Scripture teaches that not everything that happens is good. In Psalms especially, it also shows us that humans feel a wide range of emotions. Our Creator Himself has emotions. God knows love, joy, anger, compassion, and sadness (Jeremiah 31:3; Luke 10:21; Matthew 21:12; Exodus 33:19; John 11:35). God Himself does not subscribe to the idea that a continual, forced positivity is healthy or normal.
We see, too, in Scripture that God does not condemn the harder emotions like anger, sadness, or grief. These emotions are a natural part of the human experience, and, rightly handled, there is nothing sinful about them. God calls us to mourn for sin (Matthew 5:4), weep over disobedience (2 Corinthians 7:10), fear eternal separation from God (Matthew 10:28), and be angry at things like injustice (Isaiah 1:17). Rather than tamp down negative emotions, we are to “weep with those who weep” (Romans 12:15, ESV).
It is essential that Christians take sin seriously and be rightly grieved by it (Matthew 9:47). There is no positive spin that can remove sins from us or anyone else. Repentance requires a heart broken by its own sinfulness (2 Corinthians 7:10). We should never let someone diminish our heartbreak over our sins.
The psalms are a good study in emotion and truth. Various psalmists recount injustices, difficult circumstances, or a hard past, and they express honest words of grief and need; then they move into words of praise for God and who He is (e.g., Psalms 51, 54, 55, 56). In contrast, toxic positivity seeks to circumvent the process, moving straight to “praise,” skipping the honest dealing with life’s tragedies. The problem is that “worship” based on a false optimism is itself going to be inauthentic (see John 4:24).

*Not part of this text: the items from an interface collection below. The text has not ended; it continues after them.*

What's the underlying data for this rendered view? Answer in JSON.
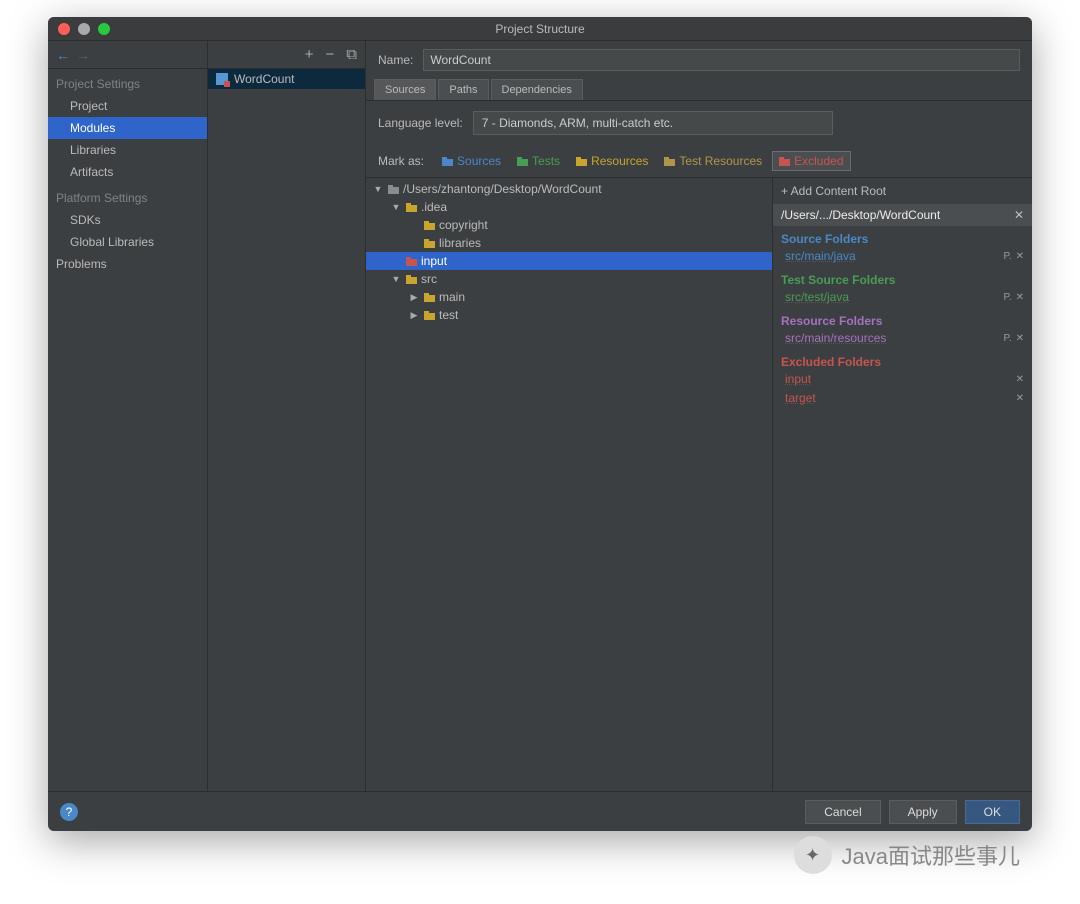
{
  "title": "Project Structure",
  "sidebar": {
    "section1": "Project Settings",
    "items1": [
      "Project",
      "Modules",
      "Libraries",
      "Artifacts"
    ],
    "selected1": 1,
    "section2": "Platform Settings",
    "items2": [
      "SDKs",
      "Global Libraries"
    ],
    "section3": "Problems"
  },
  "modules": {
    "items": [
      "WordCount"
    ]
  },
  "module": {
    "name_label": "Name:",
    "name_value": "WordCount",
    "tabs": [
      "Sources",
      "Paths",
      "Dependencies"
    ],
    "lang_label": "Language level:",
    "lang_value": "7 - Diamonds, ARM, multi-catch etc.",
    "mark_label": "Mark as:",
    "mark_buttons": [
      {
        "label": "Sources",
        "color": "c-blue"
      },
      {
        "label": "Tests",
        "color": "c-green"
      },
      {
        "label": "Resources",
        "color": "c-gold"
      },
      {
        "label": "Test Resources",
        "color": "c-gold2"
      },
      {
        "label": "Excluded",
        "color": "c-red"
      }
    ],
    "mark_selected": 4
  },
  "tree": [
    {
      "indent": 0,
      "tw": "▼",
      "color": "c-gray",
      "label": "/Users/zhantong/Desktop/WordCount"
    },
    {
      "indent": 1,
      "tw": "▼",
      "color": "c-gold",
      "label": ".idea"
    },
    {
      "indent": 2,
      "tw": "",
      "color": "c-gold",
      "label": "copyright"
    },
    {
      "indent": 2,
      "tw": "",
      "color": "c-gold",
      "label": "libraries"
    },
    {
      "indent": 1,
      "tw": "",
      "color": "c-red",
      "label": "input",
      "selected": true
    },
    {
      "indent": 1,
      "tw": "▼",
      "color": "c-gold",
      "label": "src"
    },
    {
      "indent": 2,
      "tw": "▶",
      "color": "c-gold",
      "label": "main"
    },
    {
      "indent": 2,
      "tw": "▶",
      "color": "c-gold",
      "label": "test"
    }
  ],
  "right": {
    "add_root": "+ Add Content Root",
    "root_path": "/Users/.../Desktop/WordCount",
    "groups": [
      {
        "hdr": "Source Folders",
        "color": "#4a88c7",
        "items": [
          {
            "path": "src/main/java",
            "p": true
          }
        ]
      },
      {
        "hdr": "Test Source Folders",
        "color": "#499c54",
        "items": [
          {
            "path": "src/test/java",
            "p": true
          }
        ]
      },
      {
        "hdr": "Resource Folders",
        "color": "#a771bf",
        "items": [
          {
            "path": "src/main/resources",
            "p": true
          }
        ]
      },
      {
        "hdr": "Excluded Folders",
        "color": "#c75450",
        "items": [
          {
            "path": "input"
          },
          {
            "path": "target"
          }
        ]
      }
    ]
  },
  "footer": {
    "cancel": "Cancel",
    "apply": "Apply",
    "ok": "OK"
  },
  "watermark": "Java面试那些事儿"
}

Toxic positivity denies the reality of one’s situation, embraces dishonesty, and suppresses the natural emotions that God Himself experiences and that He created us to experience as well. Our perspective, although hopeful, must be informed by the truth of the Bible and grounded in reality.